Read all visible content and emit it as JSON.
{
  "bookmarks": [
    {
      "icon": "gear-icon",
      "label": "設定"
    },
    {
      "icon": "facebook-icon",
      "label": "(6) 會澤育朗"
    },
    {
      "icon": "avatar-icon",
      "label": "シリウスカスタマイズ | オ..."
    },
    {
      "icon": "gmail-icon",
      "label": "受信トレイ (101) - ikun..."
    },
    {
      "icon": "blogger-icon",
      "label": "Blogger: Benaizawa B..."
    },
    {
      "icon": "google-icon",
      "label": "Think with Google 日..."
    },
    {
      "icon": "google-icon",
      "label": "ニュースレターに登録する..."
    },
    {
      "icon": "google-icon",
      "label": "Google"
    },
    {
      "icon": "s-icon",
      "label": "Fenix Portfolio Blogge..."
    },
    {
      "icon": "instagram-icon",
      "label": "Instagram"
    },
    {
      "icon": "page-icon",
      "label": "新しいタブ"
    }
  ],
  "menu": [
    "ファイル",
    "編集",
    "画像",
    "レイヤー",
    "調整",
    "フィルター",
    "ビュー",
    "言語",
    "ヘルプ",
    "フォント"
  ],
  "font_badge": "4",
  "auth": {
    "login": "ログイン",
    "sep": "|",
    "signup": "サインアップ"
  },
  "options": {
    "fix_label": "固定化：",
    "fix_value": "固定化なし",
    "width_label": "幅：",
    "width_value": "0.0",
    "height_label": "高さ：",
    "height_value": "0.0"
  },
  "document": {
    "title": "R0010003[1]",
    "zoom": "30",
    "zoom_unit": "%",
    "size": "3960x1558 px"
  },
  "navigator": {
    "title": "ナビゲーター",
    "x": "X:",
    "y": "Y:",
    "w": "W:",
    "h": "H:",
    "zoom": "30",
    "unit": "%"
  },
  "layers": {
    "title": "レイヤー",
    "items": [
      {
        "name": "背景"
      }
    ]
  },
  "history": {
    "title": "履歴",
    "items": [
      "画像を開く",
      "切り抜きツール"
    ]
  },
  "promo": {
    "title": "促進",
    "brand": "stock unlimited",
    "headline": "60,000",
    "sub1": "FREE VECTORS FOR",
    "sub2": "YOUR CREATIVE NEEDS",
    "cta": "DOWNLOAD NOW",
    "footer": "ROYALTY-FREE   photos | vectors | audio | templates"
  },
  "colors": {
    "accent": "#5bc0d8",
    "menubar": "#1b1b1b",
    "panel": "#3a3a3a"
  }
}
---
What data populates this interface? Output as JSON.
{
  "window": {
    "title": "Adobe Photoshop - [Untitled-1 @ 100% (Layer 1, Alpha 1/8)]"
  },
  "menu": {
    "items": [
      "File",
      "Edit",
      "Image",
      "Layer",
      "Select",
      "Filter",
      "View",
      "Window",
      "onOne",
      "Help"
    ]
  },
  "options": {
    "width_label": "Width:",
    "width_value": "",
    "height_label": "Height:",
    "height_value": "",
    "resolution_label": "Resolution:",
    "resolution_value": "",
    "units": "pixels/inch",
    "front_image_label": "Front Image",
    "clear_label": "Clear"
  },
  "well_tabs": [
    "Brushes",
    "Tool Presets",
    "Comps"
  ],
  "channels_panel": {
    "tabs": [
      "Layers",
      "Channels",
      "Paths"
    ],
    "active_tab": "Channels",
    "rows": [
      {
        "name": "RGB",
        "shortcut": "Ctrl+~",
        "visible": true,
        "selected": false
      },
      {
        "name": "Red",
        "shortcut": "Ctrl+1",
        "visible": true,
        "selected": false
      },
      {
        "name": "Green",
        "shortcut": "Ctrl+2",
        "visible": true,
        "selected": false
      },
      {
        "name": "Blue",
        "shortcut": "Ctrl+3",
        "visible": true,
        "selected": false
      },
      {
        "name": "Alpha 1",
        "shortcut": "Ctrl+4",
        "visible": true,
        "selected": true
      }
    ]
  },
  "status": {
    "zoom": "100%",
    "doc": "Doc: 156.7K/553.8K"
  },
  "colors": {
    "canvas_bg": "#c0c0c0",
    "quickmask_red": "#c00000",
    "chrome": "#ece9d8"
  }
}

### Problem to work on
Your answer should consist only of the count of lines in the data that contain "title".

### Task solution
6